A sensational accusation has been made by an American law firm that Evolution is operating illegally in a number of black markets around the globe.
Calgani & Kanefsky is the firm who, allegedly, is acting on behalf of an unnamed competitor to the live casino game specialist. Their senior counsel, Ralph Marra, has filed an action with the New Jersey Division of Gaming Enforcement accusing Evolution of acting unlawfully by occupying markets facing US sanctions, including Iran and Syria.
Incredibly, a letter written by a private investigator – thought to have been hired by the anonymous competitor – that was read by Bloomberg journalists claimed a number of prominent figures in Syria, including family members of the President Bashar al-Assad, had played Evolution games illegally.
The investigator alleges that they accessed Evolution’s live dealer games in countries that US firms should not be trading in due to existing sanctions.
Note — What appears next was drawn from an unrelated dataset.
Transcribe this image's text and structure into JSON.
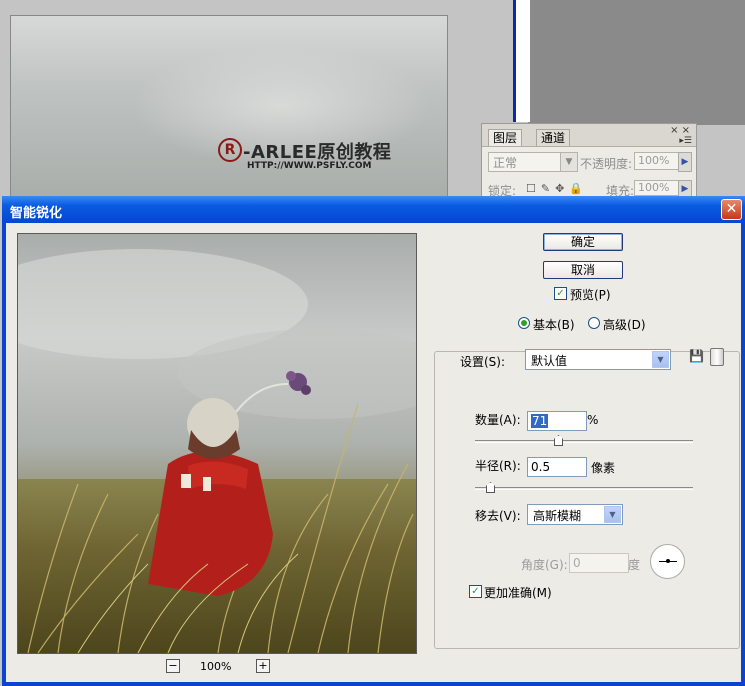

It has also been suggested that the company is active in nations where online gambling is strictly prohibited, with Sudan named in the legal action.
Evolution AB, the group leader of the casino brand and its subsidiaries, is based in Sweden, however as the market leader in their given niche that operates widely in North America, they will still have to face a case brought by US enforcement officials.
At the time of writing, they are yet to make their own statement about the accusations, although their spokesperson Carl Linton told Bloomberg that ‘Evolution strictly complies with all applicable laws and regulations.’
Alarmingly, the casino operator’s share value plummeted by a shocking $3 billion – or £2.2 billion – almost overnight once the news of the legal case had leaked publicly.
OMG for B2B?
One of the complications for Evolution is that they operate in the Business-to-Business (B2B) space, and that can make it very difficult for them to track exactly who is using their software and there.
For example, if a brand called Dave’s Casino came along and acquired the licencing for Evolution’s software, they might use it on a site located in a legal jurisdictions, but there might be those who are able to access the casino via a VPN service in countries where gambling is strictly forbidden.
The situation is complicated by those casino operators that utilise a Curacao licence, which is rather more forgiving and certainly less restrictive than licensing sourced elsewhere.
Linton confirmed that Evolution only works with casino platforms that have licensing in place and are regulated in some way, and that his firm has ‘no direct relationship with the underlying player and no involvement of handling of players’ money.’
To be issued a licence in the USA, all firms must show ‘good character’ and adhere to necessary state and federal laws. Evolution currently operates in New Jersey, where the complaint has been filed, as well as Pennsylvania and Michigan, and they are by some margin the market leader in each.
So even though the accusations are based on illegal activities overseas, they still infringe federal law on trading in countries facing US sanctions – Evolution clearly have some explaining to do, and the risks of the B2B model are clear for all to see.